• Directions for this task: Which of the lines below contain the string "uyarısı"? Pull each one out of the data.

• Dataset excerpts:
○ ○ ○ ○ ○ ○ ○

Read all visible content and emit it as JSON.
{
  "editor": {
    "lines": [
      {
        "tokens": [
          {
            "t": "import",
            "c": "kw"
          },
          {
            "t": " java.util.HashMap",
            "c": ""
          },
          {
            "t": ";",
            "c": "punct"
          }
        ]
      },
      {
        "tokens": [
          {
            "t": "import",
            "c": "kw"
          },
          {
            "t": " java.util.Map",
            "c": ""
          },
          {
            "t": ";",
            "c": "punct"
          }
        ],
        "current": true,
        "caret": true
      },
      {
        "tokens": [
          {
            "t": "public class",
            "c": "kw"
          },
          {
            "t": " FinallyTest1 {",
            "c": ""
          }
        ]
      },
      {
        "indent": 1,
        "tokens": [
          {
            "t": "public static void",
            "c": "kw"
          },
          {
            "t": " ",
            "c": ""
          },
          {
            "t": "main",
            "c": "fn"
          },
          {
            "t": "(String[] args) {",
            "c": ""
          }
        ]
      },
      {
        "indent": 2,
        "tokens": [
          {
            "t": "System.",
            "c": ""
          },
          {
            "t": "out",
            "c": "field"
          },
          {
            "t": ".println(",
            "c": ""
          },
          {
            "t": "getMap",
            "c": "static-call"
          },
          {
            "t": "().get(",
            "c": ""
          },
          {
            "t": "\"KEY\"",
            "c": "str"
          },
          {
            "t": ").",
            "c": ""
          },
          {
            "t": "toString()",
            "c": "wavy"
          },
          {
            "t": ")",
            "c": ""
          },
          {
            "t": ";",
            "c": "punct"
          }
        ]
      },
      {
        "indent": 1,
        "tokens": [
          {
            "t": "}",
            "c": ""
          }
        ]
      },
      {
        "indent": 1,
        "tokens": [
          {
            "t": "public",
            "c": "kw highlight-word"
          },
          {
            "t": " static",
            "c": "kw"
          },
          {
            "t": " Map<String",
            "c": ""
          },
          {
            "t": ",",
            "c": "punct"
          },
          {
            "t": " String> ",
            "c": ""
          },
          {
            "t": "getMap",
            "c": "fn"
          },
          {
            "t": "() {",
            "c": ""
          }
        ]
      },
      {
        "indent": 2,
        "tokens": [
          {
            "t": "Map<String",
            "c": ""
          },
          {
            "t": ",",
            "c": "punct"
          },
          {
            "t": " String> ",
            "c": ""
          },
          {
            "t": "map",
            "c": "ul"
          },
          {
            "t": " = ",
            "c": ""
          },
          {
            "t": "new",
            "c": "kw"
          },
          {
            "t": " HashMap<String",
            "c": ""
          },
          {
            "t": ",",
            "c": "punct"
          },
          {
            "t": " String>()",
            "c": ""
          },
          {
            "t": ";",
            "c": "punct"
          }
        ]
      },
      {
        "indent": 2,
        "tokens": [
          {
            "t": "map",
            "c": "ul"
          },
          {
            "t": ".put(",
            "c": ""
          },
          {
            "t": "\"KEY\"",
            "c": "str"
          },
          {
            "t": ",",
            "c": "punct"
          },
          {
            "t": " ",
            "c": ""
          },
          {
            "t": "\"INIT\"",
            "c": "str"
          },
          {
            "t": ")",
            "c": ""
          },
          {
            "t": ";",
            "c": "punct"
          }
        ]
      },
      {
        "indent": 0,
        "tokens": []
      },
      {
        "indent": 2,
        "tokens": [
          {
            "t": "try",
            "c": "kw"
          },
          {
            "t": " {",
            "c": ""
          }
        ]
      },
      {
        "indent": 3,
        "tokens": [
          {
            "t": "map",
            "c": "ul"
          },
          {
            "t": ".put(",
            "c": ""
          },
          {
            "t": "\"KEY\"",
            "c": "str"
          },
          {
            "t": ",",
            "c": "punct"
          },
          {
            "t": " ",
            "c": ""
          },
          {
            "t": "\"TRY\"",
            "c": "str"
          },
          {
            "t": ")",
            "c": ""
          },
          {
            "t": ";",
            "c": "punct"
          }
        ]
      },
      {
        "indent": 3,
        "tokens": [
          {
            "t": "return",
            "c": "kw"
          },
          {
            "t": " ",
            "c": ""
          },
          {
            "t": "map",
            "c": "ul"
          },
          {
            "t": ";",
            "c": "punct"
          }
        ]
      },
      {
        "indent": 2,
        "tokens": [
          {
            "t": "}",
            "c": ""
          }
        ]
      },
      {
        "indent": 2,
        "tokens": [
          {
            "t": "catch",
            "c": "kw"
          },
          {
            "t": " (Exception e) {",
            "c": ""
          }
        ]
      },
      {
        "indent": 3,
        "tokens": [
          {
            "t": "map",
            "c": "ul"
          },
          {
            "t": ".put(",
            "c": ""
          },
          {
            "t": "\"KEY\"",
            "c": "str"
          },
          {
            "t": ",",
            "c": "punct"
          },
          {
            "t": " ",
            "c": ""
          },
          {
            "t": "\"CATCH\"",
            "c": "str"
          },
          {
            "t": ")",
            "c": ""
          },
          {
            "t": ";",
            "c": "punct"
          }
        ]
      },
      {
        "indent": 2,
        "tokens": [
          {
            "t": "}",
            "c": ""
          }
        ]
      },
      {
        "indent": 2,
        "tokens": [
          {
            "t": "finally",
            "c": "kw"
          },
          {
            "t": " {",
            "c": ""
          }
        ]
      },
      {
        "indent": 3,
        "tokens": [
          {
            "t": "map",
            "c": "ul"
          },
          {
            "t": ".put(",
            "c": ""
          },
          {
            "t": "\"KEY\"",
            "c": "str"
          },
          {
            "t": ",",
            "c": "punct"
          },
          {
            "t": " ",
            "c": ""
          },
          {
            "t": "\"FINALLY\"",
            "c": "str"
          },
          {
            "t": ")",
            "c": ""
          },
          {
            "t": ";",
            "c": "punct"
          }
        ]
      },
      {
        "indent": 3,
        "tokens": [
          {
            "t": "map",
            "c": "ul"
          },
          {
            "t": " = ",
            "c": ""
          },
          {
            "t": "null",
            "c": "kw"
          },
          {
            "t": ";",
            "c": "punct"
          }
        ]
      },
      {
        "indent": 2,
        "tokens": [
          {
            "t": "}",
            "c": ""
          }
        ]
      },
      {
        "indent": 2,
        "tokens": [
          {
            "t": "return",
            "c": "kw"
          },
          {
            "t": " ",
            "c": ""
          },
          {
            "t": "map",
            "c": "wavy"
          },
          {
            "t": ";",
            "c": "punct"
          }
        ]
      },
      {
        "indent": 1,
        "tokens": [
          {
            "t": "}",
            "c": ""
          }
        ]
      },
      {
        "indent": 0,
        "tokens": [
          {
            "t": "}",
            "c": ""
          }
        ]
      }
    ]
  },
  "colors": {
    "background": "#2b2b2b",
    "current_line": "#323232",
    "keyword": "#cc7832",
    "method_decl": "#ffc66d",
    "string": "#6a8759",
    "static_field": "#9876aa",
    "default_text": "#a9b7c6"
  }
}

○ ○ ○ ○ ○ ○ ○

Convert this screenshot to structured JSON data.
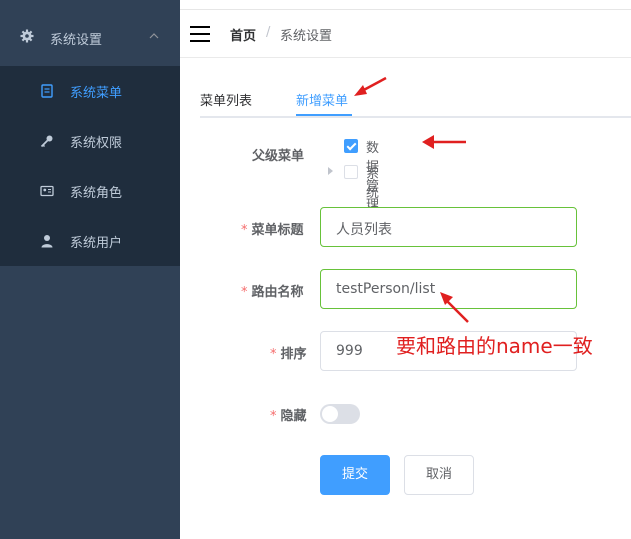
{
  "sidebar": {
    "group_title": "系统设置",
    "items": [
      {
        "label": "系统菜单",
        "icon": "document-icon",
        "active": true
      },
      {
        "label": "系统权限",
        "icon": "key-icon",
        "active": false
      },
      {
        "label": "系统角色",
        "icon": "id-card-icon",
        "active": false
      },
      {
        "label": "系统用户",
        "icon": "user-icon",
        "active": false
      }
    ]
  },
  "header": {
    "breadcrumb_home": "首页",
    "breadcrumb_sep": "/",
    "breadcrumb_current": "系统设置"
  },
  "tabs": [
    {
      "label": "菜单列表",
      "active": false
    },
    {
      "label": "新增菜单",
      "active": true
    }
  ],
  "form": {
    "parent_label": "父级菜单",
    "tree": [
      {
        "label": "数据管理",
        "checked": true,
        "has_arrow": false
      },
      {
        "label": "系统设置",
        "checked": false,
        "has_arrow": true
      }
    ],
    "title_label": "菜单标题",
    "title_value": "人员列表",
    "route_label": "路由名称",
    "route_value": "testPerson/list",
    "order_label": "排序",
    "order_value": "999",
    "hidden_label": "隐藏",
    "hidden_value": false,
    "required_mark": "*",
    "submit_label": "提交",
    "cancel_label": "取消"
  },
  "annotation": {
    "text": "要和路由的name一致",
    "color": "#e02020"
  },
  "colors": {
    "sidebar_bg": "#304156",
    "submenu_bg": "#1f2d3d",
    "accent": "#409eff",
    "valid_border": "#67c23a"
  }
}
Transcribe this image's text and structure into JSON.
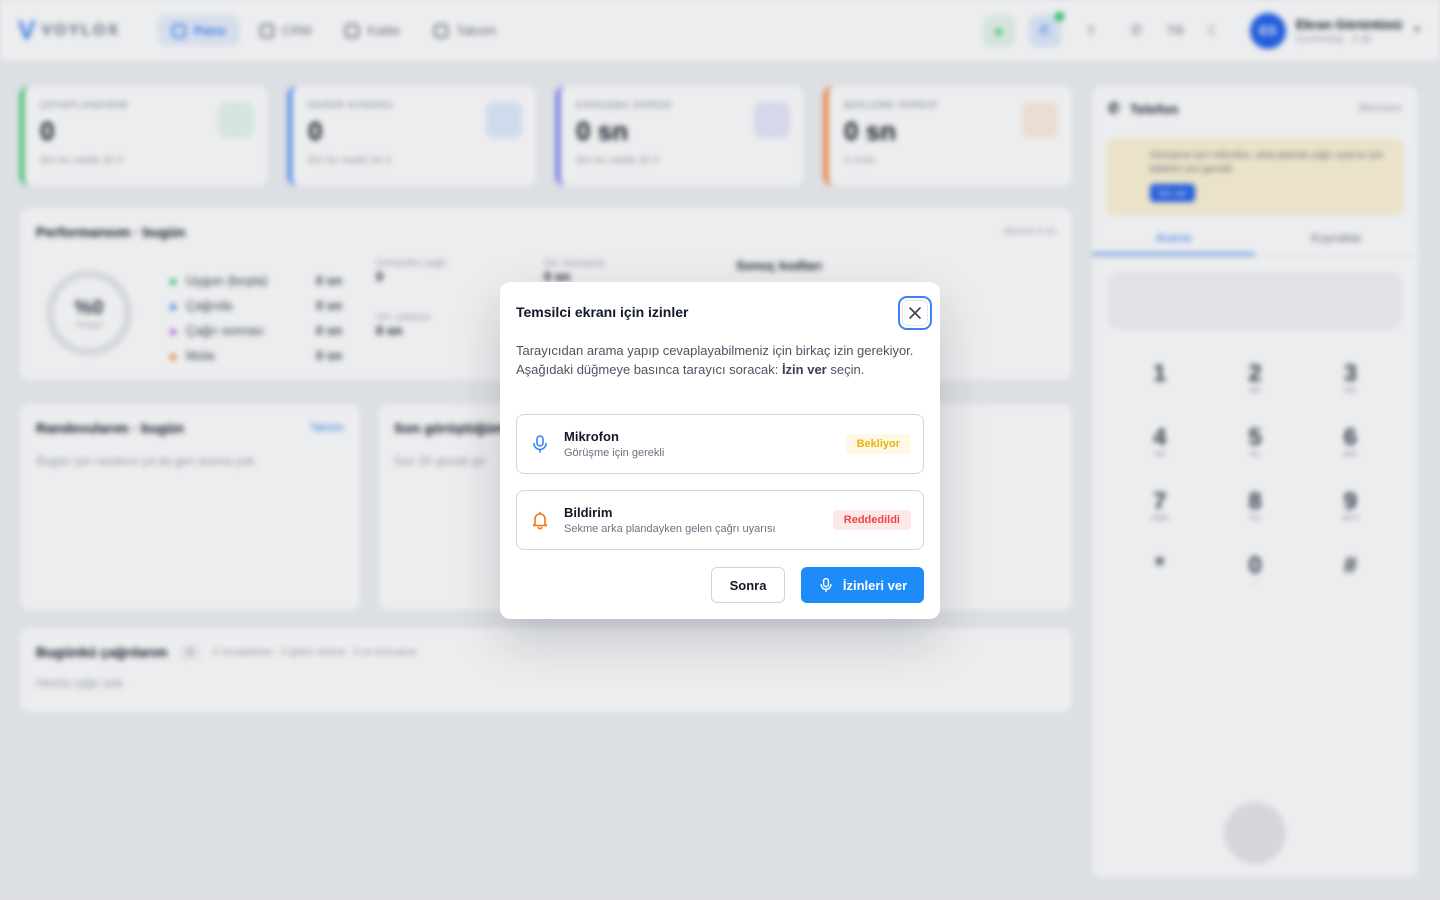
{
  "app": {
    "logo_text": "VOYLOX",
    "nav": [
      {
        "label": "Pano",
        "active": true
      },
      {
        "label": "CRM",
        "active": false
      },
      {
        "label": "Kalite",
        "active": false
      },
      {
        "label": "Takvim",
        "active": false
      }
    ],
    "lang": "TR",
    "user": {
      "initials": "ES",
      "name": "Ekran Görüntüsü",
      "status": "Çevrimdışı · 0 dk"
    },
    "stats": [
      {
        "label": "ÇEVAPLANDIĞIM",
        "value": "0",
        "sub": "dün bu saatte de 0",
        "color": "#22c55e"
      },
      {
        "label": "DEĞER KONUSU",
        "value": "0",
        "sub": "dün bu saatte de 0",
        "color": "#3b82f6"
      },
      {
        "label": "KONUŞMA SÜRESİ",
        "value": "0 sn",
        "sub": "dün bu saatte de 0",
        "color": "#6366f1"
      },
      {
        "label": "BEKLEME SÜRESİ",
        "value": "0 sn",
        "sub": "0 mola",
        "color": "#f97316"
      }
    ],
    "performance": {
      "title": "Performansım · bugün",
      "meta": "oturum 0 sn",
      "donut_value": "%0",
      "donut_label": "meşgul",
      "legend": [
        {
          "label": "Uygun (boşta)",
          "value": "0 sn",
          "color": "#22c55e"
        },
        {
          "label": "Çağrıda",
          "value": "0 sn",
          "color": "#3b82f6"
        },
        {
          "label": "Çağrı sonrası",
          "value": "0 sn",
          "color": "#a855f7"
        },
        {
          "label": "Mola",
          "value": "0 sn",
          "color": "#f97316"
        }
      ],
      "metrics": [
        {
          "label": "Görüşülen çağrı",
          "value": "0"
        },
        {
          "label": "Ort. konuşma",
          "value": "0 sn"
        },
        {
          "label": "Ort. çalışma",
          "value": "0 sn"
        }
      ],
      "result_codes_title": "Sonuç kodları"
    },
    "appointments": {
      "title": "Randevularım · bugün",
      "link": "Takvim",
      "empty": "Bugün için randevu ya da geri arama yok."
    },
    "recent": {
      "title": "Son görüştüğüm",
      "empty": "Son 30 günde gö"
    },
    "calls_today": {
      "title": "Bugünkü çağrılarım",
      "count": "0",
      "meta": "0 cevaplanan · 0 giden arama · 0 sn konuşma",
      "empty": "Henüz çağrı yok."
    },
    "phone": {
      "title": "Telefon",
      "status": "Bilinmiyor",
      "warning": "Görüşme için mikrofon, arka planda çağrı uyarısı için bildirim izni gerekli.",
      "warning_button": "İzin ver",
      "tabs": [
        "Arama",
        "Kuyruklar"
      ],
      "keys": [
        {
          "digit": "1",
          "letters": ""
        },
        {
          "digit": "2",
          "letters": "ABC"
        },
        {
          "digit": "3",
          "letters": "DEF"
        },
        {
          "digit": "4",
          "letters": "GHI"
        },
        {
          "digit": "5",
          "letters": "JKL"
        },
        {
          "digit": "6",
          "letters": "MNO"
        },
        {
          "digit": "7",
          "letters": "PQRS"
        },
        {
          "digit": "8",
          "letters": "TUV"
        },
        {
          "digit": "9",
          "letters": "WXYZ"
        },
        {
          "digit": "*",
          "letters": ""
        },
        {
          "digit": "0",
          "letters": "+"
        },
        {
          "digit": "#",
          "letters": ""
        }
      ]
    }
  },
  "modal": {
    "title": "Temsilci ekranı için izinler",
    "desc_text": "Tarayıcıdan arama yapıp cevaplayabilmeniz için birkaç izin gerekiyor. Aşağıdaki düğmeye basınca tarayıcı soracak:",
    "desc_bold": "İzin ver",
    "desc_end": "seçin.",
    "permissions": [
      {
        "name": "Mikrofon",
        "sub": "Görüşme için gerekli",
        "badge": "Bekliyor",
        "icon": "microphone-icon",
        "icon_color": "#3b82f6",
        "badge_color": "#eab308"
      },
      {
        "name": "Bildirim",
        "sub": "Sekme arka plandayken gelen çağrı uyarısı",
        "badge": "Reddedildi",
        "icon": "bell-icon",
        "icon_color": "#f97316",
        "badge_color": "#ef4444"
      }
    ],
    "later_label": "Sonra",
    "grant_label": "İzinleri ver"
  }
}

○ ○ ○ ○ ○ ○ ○

• Answer section:
      "warning": "Görüşme için mikrofon, arka planda çağrı uyarısı için bildirim izni gerekli.",
        "sub": "Sekme arka plandayken gelen çağrı uyarısı",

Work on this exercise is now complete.